Usually blog posts have the latest and greatest money tips for knowledge, fun, or suggestion. There’s an element of persuasion to get to the ultimate FIRE, financially-independent, retire-early status. Easy savings ideas are rolled out, coupled with side-hustle suggestions. I’ve done a few of the jobs on the list but in the end, they didn’t pay very well and I’d rather have time to myself than work a second job.
My hobby is making my money work for me. I’ve coached others on money management and I’ve conducted financial management workshops.
Through my observations and interactions with others, being a financial planner is not as rewarding as I thought it would be. People want an easy answer, one that they don’t have to take responsibility for. Like a financial windfall is going to fall out of the sky to rescue them from their foolishness.
The maker of the documentary exposes the world of art collecting and the explosive valuations assigned to the art space. I call it “space” as I couldn’t get past the vacancy attached to paying a ridiculous amount of money for something to look at nor could I be persuaded by the pretension.
To me, it’s a profound lesson in how we define value in our lives. Because when you think about it, everything has value. And nothing has value.
You might have heard the alarm bells going off with interest rates increasing. Yes, they’ve been historically low since the 2008 economic crash. Most people seem to have forgotten that we have an interest rate at all. Mainly because savings-type accounts earn pennies. Interest rates do not make for the most exciting chat topic. I have a friend that rolls her eyes every time I talk about the economy. Little does she realize that the interest rate has many tentacles.
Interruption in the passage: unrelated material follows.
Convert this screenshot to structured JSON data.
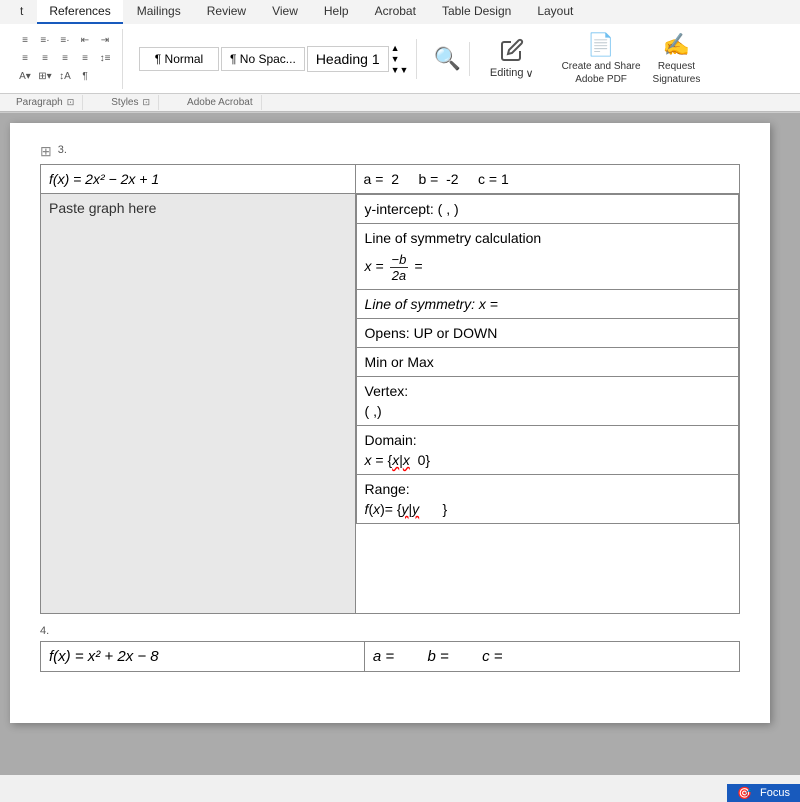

We’ve been on an interest holiday since the Great Recession. Mesopotamians paid higher rates in 3,000 BC.
In late October, 2008, the fear had set in. A writer from Newsweek chose to report on the edge of positivity but, really, there was none to be found. Everywhere you turned, there was more bad news.
Even the run on foreclosed properties had a downside. The article reports that foreclosed owners often left feces on doorknobs and banisters. That’s a reflection of the anger level of homeowners that had to abandon their homes. Many were on the verge of bankruptcy.
The “Ownership Society” rallied by President Bush was meant to include every American into the homeownership club. That went down in flames, taking the rest of the country with it.
Today’s first topic is asset diversification
I promised to talk about asset diversification and I know you’ve heard of this. You may feel a yawn coming on. I know, it’s not very exciting. What is exciting is knowing that your hard-earned investments won’t be wiped away in an instant if “Wall Street” makes a bad decision.
Today’s flashback to 2008 follows the buyout of Bear Stearns, how their executives knew the financial reality and how the subsequent fallout of the failure of the large financial institutions was forming. CNBC aired a special, Crisis on Wall Street, on the frenzy of reactions during mid-September 2008 to deal with the quick domino-effect of the bankruptcies of the country’s largest banks. If you didn’t watch it, you can probably catch a rerun.
On today’s vlog session, I’ve gathered the following topics – all related to debt:
Flashback to 2008 – Bear Stearns: the precursor of the Great Recession
Assessing stocks – the most important company metric is debt and risk level
Book review: Squeezed. What the author describes as new for our economy is actually not new at all. And by maintaining low levels of debt, you can maintain a high level of resiliency when responding to changes in the financial environment.
How are you managing your debt or is your debt managing you?